Why Bryce Harper would be a bargain at $500 million

$500 million.

That number is so hard to wrap your brain around, but it's a number a lot of professional baseball players may soon start seeing on their contracts.

One player who could be the first to see that amount within the next year is Nationals right fielder Bryce Harper.

Harper will become a free agent in 2018 and people are already projecting his market value at close to $500 million, if not more.

Miami Marlins right fielder Giancarlo Stanton signed a contract back in 2014 for 13 years, $325 million, holding the league record.

For Fancy Stats writer Neil Greenberg, $500 million is a bargain for someone of Harper's caliber.

"Harper is every bit as good [as Stanton] but he's also young," Greenberg told the Sports Junkies Friday.

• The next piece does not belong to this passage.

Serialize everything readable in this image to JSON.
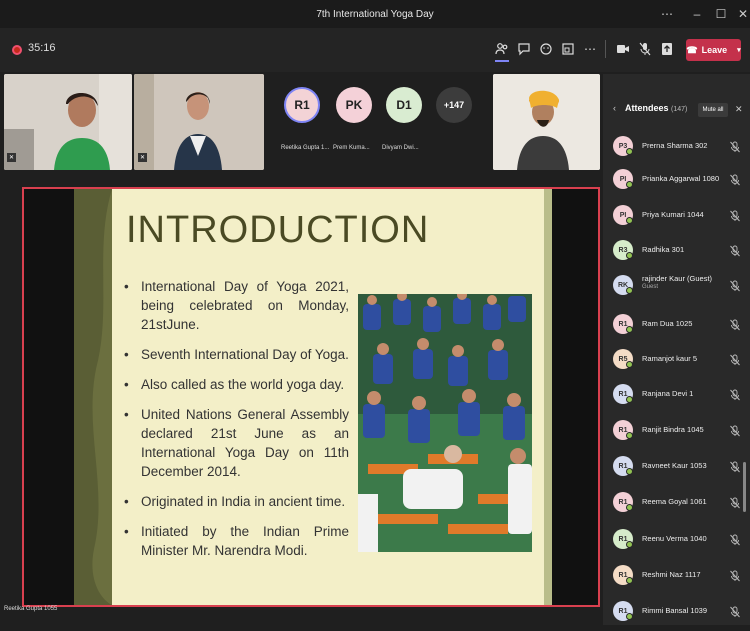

"I mean, we don't see a player that's as good as Harper, that's as young a Harper, hit the market almost ever I want to say. You look at how many years of his prime he has left and then even if you start to give him just the typical aging curb off of that prime, he's probably worth close to 570 million dollars starting from 2019 and going forward ten years. And that includes also the price of free agency going up and other factors."

Harper, who is only 25 years-old, brings more to a team than just talent. He's one of the most recognizable figures in baseball, bringing tremendous marketing opportunities to an organization. Greenberg dove deeper into how that will increase his market value.

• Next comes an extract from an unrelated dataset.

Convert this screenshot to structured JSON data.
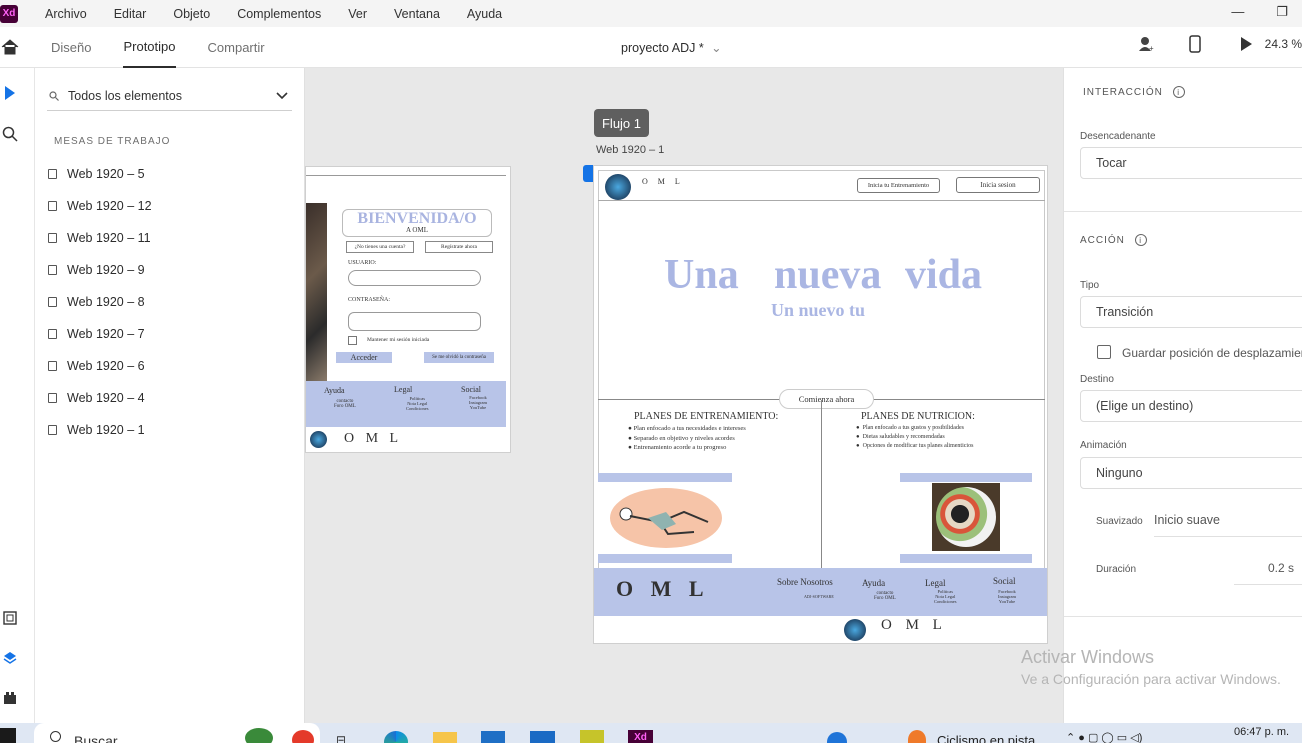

"And that's just for the on-the-field product. You talk about all the marketing that's done around Bryce Harper [and] what he does for the game. In my opinion, and based on the numbers that I saw, he's a bargain at $500 million."

Don't we all wish someone would say $500 million is a bargain for us?

After crunching the numbers, the biggest takeaway for Greenberg is the return on investment the Nationals have gotten out of Harper.

"Like if you look at his wins above replacement throughout his career, he's given you 200 million dollars in value for 21 million dollars in cash and he's due what another 26 or 27 million this year. I mean he's already given you an amazing return on investment."

"So, if you're the Nationals having - benefited from that - you know you have a little bit of, I guess, wiggle room in terms of maybe you're paying a little bit for past performance 'cause, you know, when a player is on arbitration in their early years they don't really get paid that much."

The Nationals still have Harper for one more season and many feel they need to make him an offer sooner than later. Whenever and whoever he gets an offer from, it's going to be a nice pay day for him.